WORK REQUIRED:
Repeat every record exactly, but keep images out of the copy.

Stored data:
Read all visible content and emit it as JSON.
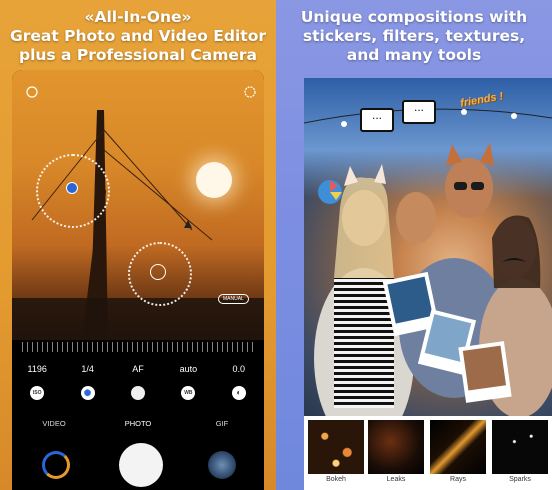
{
  "left": {
    "headline": [
      "«All-In-One»",
      "Great Photo and Video Editor",
      "plus a Professional Camera"
    ],
    "camera": {
      "manual_tag": "MANUAL",
      "settings": [
        "1196",
        "1/4",
        "AF",
        "auto",
        "0.0"
      ],
      "setting_icons": [
        "ISO",
        "shutter",
        "AF",
        "WB",
        "exposure"
      ],
      "modes": [
        "VIDEO",
        "PHOTO",
        "GIF"
      ],
      "active_mode": "PHOTO"
    }
  },
  "right": {
    "headline": [
      "Unique compositions with",
      "stickers, filters, textures,",
      "and many tools"
    ],
    "sticker_text": "friends !",
    "speech_bubble": "...",
    "filters": [
      "Bokeh",
      "Leaks",
      "Rays",
      "Sparks"
    ]
  },
  "colors": {
    "left_bg": "#e39a2f",
    "right_bg": "#7e8fe2",
    "accent_orange": "#f3b14b"
  }
}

RESPONSE TO THE EXERCISE:
Read all visible content and emit it as JSON.
{
  "left": {
    "headline": [
      "«All-In-One»",
      "Great Photo and Video Editor",
      "plus a Professional Camera"
    ],
    "camera": {
      "manual_tag": "MANUAL",
      "settings": [
        "1196",
        "1/4",
        "AF",
        "auto",
        "0.0"
      ],
      "setting_icons": [
        "ISO",
        "shutter",
        "AF",
        "WB",
        "exposure"
      ],
      "modes": [
        "VIDEO",
        "PHOTO",
        "GIF"
      ],
      "active_mode": "PHOTO"
    }
  },
  "right": {
    "headline": [
      "Unique compositions with",
      "stickers, filters, textures,",
      "and many tools"
    ],
    "sticker_text": "friends !",
    "speech_bubble": "...",
    "filters": [
      "Bokeh",
      "Leaks",
      "Rays",
      "Sparks"
    ]
  },
  "colors": {
    "left_bg": "#e39a2f",
    "right_bg": "#7e8fe2",
    "accent_orange": "#f3b14b"
  }
}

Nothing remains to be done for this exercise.